Do’s and don’ts of getting rid of earwax
Earwax, also known as cerumen, is a gray, orange or yellow material made in the ear canal. It cleans and protects the ears from bacteria, dust, foreign particles, and microorganisms. In normal conditions, wax works its way out of the canal and into the ear opening naturally. However, when there is a build-up of wax, there are many ways to remove it. Some are safe, and some are not. Let’s review best practices for dealing with earwax.
- Do understand that earwax is normal. If it does not block the ear canal or impede your hearing, it can be left as is.
- Do know the symptoms of earwax build-up. These include decreased hearing, ear fullness, ringing in the ears, and changes to hearing aid functionality (distortion, etc.).

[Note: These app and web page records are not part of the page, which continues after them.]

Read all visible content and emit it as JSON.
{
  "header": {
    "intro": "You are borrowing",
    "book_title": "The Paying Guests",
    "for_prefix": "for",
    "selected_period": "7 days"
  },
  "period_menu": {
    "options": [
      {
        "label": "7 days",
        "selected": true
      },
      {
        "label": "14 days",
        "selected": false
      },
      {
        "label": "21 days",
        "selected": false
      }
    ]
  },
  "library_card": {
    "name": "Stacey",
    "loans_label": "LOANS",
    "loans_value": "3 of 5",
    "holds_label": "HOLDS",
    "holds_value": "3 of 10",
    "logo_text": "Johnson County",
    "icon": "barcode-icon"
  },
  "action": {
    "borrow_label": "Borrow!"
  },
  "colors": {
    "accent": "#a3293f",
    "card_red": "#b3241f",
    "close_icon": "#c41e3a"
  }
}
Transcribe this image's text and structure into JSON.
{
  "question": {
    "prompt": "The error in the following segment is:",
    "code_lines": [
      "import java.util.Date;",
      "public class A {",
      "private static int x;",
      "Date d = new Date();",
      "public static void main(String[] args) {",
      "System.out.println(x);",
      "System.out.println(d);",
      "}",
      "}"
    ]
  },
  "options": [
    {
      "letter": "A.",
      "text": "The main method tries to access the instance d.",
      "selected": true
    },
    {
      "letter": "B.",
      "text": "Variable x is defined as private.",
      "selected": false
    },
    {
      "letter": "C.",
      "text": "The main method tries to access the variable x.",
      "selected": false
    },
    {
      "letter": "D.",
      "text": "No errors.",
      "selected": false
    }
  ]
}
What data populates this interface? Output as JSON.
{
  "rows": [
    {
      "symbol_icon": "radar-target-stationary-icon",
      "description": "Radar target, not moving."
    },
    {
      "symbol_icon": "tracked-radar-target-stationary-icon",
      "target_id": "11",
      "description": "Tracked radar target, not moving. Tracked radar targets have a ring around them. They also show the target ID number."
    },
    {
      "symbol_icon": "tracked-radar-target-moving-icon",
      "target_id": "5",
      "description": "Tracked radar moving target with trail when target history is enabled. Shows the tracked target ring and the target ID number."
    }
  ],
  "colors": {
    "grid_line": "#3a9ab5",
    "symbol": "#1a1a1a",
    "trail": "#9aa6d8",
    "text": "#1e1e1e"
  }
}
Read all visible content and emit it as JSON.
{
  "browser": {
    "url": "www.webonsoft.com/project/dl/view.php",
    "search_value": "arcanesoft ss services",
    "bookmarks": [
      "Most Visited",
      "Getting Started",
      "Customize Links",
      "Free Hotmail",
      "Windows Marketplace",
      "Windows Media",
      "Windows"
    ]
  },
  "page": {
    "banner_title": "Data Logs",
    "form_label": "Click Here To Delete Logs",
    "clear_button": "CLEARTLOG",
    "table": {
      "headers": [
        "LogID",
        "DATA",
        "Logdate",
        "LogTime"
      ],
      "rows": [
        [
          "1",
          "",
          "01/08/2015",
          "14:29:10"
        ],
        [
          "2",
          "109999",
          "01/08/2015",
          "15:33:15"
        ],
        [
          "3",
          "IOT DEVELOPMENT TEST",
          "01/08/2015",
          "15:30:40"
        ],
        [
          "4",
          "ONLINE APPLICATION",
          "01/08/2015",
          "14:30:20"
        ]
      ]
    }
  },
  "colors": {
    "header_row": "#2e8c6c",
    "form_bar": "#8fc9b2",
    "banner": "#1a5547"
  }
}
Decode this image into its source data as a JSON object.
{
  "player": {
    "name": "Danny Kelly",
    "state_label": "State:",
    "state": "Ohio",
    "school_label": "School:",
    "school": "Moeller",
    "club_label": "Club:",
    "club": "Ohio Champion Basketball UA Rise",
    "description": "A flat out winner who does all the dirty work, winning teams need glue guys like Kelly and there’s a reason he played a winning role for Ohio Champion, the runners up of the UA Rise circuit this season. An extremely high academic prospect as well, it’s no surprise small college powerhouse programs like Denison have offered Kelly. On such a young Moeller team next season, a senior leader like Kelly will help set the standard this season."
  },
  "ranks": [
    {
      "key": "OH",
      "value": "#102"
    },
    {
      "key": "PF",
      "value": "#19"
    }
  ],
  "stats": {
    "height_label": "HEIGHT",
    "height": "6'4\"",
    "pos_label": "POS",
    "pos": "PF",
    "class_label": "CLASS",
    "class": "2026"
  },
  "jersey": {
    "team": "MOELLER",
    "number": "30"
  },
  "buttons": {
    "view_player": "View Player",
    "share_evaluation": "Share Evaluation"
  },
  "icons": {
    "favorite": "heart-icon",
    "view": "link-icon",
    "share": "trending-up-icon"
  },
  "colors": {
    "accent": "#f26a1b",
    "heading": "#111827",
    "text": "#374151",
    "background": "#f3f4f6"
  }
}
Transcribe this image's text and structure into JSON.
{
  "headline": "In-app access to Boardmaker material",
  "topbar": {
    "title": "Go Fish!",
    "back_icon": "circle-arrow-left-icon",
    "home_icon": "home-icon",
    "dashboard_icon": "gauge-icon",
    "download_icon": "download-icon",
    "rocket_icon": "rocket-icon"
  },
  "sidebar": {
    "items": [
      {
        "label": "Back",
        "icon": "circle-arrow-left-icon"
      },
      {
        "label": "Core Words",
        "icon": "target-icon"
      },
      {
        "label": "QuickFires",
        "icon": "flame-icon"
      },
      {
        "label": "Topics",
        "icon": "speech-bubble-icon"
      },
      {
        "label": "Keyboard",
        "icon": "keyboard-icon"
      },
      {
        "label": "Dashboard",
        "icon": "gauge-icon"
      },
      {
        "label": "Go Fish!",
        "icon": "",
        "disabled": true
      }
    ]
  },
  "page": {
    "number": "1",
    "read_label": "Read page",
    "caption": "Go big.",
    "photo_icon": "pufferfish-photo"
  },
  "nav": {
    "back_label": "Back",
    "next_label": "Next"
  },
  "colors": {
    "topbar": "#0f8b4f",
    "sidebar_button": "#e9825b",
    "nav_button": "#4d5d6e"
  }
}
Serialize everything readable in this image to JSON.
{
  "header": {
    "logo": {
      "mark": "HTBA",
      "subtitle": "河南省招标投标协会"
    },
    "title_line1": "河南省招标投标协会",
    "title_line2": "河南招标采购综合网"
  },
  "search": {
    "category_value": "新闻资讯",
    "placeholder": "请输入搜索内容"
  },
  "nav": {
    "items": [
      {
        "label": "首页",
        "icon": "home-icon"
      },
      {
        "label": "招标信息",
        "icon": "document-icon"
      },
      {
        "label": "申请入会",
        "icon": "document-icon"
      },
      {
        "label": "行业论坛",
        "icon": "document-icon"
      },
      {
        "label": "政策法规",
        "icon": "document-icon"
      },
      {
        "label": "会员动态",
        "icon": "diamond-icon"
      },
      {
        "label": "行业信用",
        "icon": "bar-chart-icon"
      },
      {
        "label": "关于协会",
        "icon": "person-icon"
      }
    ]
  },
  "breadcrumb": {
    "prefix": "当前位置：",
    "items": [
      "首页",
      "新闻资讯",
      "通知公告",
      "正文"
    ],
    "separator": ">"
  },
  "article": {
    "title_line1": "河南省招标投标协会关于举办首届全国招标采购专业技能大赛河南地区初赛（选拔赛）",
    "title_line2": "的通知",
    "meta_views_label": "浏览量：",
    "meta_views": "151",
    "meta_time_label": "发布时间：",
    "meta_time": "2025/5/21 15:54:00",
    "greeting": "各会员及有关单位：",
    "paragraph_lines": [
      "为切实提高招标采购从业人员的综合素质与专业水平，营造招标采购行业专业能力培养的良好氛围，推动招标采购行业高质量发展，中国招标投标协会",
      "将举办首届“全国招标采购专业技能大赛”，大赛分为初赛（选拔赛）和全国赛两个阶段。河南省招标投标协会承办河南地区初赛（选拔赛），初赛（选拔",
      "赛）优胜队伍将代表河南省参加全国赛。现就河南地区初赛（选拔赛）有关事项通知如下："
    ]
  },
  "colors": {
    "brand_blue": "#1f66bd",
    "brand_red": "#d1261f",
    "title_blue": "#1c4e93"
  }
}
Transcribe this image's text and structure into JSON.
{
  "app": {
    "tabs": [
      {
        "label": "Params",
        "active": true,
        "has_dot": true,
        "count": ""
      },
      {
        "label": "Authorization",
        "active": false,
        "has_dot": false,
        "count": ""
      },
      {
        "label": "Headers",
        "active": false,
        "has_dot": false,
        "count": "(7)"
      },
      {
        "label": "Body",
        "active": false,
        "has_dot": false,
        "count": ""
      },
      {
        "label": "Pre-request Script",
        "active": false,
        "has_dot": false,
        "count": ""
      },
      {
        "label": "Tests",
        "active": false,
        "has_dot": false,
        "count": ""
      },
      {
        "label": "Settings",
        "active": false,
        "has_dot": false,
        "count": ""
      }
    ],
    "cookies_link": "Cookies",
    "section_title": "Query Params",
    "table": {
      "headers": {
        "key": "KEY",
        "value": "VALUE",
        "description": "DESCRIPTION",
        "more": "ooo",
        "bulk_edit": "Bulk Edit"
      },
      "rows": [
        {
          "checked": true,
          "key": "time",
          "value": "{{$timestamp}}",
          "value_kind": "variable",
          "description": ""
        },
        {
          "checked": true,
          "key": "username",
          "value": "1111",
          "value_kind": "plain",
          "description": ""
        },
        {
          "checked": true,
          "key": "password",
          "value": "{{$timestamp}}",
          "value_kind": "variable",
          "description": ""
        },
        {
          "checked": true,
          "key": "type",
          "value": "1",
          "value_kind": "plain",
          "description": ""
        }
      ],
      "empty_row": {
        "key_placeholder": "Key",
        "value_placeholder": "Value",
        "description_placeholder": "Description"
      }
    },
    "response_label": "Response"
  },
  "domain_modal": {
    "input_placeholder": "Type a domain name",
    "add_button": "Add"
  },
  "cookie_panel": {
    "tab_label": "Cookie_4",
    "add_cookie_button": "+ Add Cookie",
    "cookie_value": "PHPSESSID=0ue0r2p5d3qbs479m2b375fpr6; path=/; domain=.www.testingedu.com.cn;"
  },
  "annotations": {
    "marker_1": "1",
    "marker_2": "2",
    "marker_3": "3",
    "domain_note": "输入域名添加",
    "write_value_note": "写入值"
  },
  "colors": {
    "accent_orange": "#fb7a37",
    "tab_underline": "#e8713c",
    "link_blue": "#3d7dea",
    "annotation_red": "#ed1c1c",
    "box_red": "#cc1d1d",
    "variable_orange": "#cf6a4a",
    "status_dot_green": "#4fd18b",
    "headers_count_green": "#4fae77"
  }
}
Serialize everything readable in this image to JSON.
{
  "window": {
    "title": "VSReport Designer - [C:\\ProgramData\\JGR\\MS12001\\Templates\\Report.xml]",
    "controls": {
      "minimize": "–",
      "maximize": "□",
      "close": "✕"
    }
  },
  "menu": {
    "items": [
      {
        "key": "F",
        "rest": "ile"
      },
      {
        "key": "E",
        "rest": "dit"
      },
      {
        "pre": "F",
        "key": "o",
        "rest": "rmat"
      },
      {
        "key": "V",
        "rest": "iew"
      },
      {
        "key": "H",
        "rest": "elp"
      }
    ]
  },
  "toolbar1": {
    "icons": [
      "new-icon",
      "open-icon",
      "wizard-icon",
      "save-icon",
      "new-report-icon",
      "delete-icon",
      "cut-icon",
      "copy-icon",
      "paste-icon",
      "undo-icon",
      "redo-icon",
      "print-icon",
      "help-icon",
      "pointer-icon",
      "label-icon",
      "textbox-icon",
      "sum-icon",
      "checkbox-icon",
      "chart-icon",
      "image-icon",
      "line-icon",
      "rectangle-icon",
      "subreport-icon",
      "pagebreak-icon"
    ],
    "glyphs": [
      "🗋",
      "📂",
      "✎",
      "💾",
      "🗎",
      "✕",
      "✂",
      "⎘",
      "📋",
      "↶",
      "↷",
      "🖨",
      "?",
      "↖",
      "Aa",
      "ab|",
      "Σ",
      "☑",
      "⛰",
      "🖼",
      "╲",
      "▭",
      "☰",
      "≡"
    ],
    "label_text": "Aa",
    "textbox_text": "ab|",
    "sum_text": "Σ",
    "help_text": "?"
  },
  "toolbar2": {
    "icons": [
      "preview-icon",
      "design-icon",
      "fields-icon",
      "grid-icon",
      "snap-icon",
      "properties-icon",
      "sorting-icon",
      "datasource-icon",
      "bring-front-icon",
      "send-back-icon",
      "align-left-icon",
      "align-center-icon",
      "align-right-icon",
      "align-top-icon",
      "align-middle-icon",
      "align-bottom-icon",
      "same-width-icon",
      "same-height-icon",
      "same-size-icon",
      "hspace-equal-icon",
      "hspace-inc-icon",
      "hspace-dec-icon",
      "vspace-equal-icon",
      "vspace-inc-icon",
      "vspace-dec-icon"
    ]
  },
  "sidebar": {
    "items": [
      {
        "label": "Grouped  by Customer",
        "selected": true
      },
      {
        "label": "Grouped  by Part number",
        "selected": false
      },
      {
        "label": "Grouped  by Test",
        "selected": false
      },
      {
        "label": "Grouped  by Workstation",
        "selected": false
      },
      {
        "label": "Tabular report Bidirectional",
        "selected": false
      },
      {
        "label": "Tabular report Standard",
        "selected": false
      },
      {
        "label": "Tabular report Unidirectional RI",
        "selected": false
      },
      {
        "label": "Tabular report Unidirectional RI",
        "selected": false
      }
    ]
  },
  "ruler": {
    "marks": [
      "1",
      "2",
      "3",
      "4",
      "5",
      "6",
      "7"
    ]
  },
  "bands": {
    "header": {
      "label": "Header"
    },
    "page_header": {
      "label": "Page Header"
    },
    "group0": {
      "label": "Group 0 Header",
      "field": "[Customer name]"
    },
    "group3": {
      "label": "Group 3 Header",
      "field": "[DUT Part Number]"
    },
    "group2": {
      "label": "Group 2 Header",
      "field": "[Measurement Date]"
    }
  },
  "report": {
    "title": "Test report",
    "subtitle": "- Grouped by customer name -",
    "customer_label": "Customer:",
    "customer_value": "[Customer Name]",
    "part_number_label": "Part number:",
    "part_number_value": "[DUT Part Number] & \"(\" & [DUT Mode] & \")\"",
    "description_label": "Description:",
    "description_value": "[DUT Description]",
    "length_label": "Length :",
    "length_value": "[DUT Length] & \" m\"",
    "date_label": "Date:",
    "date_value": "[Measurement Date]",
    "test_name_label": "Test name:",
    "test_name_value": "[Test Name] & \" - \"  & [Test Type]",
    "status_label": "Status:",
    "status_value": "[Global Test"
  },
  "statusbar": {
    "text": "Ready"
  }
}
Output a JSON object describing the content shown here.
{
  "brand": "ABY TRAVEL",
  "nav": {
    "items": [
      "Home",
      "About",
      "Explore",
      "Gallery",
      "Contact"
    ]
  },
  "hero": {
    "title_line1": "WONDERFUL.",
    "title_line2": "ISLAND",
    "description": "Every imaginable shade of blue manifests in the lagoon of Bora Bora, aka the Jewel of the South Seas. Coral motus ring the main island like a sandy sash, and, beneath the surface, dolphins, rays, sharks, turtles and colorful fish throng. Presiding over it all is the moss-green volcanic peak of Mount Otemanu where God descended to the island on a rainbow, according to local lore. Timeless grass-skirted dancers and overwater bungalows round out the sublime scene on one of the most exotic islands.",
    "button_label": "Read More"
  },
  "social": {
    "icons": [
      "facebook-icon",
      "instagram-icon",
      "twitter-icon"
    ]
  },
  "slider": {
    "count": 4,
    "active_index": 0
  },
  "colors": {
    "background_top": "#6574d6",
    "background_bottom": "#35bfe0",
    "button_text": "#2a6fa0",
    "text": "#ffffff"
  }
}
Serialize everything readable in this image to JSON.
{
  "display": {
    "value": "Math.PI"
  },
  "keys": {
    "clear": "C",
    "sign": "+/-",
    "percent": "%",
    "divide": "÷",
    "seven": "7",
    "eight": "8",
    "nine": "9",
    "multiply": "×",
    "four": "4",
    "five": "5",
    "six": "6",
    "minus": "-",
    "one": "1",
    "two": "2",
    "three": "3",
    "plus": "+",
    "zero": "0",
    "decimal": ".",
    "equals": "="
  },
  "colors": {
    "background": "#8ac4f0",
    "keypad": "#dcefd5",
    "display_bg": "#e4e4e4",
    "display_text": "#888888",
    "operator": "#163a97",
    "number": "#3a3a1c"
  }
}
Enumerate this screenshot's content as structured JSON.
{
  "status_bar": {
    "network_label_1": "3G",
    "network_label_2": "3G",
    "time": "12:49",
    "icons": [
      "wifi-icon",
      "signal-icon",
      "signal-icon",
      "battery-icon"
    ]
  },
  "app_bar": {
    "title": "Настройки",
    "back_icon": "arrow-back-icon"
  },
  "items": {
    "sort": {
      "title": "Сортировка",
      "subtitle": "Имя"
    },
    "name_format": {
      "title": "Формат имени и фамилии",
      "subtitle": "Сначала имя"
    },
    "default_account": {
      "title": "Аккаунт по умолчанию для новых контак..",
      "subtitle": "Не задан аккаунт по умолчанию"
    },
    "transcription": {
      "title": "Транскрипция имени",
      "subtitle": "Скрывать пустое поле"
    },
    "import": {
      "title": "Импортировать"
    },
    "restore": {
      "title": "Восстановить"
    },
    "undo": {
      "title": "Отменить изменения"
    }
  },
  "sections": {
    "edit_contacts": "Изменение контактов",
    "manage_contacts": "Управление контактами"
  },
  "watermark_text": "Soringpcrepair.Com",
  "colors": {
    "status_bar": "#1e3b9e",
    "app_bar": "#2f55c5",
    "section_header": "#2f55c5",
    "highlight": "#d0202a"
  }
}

- Do seek medical help if you experience a change in hearing, ringing, or fullness in your ears, and/or ear pain. Other conditions may exhibit symptoms like earwax build-up, such as ear infections. See a medical professional to rule these out if you experience any of the previously mentioned signs.
- Do ask a medical professional prior to using at-home remedies to remove earwax. Certain medical conditions can make some at-home remedies unsafe.
- Don’t clean your ears too much. Overcleaning can cause irritation or infection of the ear canal and can even cause the wax to build up.
- Don’t put anything smaller than your elbow in your ear. Avoid using cotton swabs, bobby pins, keys, paper clips, etc. to clean or scratch your ears. These can cause damage to your ear canal — such as a cut, or even puncture of the eardrum — which can lead to many other issues.
- Don’t use ear candles. Studies have shown ear candling does not reduce the amount of wax in individuals’ ear canals. Additionally, ear candling can damage the ear canal and eardrum.
- Don’t forget to clean your hearing aids as recommended by your hearing healthcare professional.
Find out more: Ear Syringing and Wax Removal